TASK STATEMENT: Search term "ASSEMBLY": please copy every line of the records below that contains it.

INPUT:
————

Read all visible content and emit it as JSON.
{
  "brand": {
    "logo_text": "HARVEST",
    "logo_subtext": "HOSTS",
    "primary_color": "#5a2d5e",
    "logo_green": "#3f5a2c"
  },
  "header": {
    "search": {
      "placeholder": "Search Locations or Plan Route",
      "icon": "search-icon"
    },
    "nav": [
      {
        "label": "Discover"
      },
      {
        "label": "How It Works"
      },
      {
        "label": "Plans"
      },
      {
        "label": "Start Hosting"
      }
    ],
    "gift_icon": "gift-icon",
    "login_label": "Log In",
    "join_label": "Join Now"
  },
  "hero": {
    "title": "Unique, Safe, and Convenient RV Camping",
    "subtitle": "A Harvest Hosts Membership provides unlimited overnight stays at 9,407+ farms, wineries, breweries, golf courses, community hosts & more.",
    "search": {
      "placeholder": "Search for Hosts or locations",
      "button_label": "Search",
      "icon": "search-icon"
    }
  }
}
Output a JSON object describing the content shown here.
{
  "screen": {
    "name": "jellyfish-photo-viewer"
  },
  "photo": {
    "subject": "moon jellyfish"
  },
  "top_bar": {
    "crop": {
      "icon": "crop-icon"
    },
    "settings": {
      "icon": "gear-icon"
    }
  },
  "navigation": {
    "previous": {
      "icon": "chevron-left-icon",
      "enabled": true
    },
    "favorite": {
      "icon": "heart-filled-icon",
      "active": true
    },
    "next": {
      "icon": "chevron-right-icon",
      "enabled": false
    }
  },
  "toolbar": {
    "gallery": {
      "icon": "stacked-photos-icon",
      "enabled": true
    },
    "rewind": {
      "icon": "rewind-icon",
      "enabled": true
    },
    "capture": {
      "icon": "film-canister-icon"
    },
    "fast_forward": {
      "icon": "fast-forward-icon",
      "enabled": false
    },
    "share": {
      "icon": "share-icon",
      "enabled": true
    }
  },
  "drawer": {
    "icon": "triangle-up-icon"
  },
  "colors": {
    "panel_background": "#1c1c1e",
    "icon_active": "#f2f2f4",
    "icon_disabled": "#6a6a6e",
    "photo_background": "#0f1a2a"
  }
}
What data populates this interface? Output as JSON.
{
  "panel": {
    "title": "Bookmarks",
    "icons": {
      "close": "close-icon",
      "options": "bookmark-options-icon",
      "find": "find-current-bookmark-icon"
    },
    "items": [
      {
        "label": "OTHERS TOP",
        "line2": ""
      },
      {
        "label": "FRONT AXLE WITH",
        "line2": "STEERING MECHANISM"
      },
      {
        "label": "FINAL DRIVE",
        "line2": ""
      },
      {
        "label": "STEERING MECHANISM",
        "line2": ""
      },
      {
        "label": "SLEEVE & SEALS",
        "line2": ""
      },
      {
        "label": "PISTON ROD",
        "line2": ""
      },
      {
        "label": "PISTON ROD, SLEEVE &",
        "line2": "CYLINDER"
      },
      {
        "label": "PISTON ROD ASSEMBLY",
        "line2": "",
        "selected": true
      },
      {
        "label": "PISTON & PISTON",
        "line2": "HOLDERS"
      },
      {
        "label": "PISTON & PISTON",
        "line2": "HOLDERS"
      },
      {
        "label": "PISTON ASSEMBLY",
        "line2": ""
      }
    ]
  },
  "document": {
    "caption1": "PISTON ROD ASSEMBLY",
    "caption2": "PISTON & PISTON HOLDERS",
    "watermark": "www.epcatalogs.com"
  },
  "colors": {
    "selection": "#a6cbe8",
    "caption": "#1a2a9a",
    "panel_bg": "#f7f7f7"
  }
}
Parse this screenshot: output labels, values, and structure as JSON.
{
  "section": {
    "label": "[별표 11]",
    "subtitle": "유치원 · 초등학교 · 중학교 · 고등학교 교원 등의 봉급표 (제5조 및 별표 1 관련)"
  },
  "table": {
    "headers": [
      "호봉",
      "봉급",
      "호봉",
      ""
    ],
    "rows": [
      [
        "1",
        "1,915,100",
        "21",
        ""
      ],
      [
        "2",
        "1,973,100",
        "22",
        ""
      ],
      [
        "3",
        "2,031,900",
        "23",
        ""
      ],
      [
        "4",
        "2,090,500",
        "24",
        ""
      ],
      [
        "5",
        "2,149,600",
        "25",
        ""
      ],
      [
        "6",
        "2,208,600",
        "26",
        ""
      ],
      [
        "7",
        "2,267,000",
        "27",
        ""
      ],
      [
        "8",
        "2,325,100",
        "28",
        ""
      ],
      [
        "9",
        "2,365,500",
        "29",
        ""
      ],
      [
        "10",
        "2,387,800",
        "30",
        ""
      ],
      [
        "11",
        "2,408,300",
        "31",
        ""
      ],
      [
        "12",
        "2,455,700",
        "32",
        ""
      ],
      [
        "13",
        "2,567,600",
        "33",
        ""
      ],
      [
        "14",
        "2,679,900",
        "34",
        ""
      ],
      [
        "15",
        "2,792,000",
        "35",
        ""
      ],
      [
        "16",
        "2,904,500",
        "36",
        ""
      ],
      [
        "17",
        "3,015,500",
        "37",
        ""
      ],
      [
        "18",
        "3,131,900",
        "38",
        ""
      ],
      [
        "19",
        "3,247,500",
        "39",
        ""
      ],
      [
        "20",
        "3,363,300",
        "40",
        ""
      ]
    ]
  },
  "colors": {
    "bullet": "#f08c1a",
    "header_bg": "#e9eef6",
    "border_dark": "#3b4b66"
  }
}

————

OUTPUT OF THE EXERCISE:
        "label": "PISTON ROD ASSEMBLY",
        "label": "PISTON ASSEMBLY",
    "caption1": "PISTON ROD ASSEMBLY",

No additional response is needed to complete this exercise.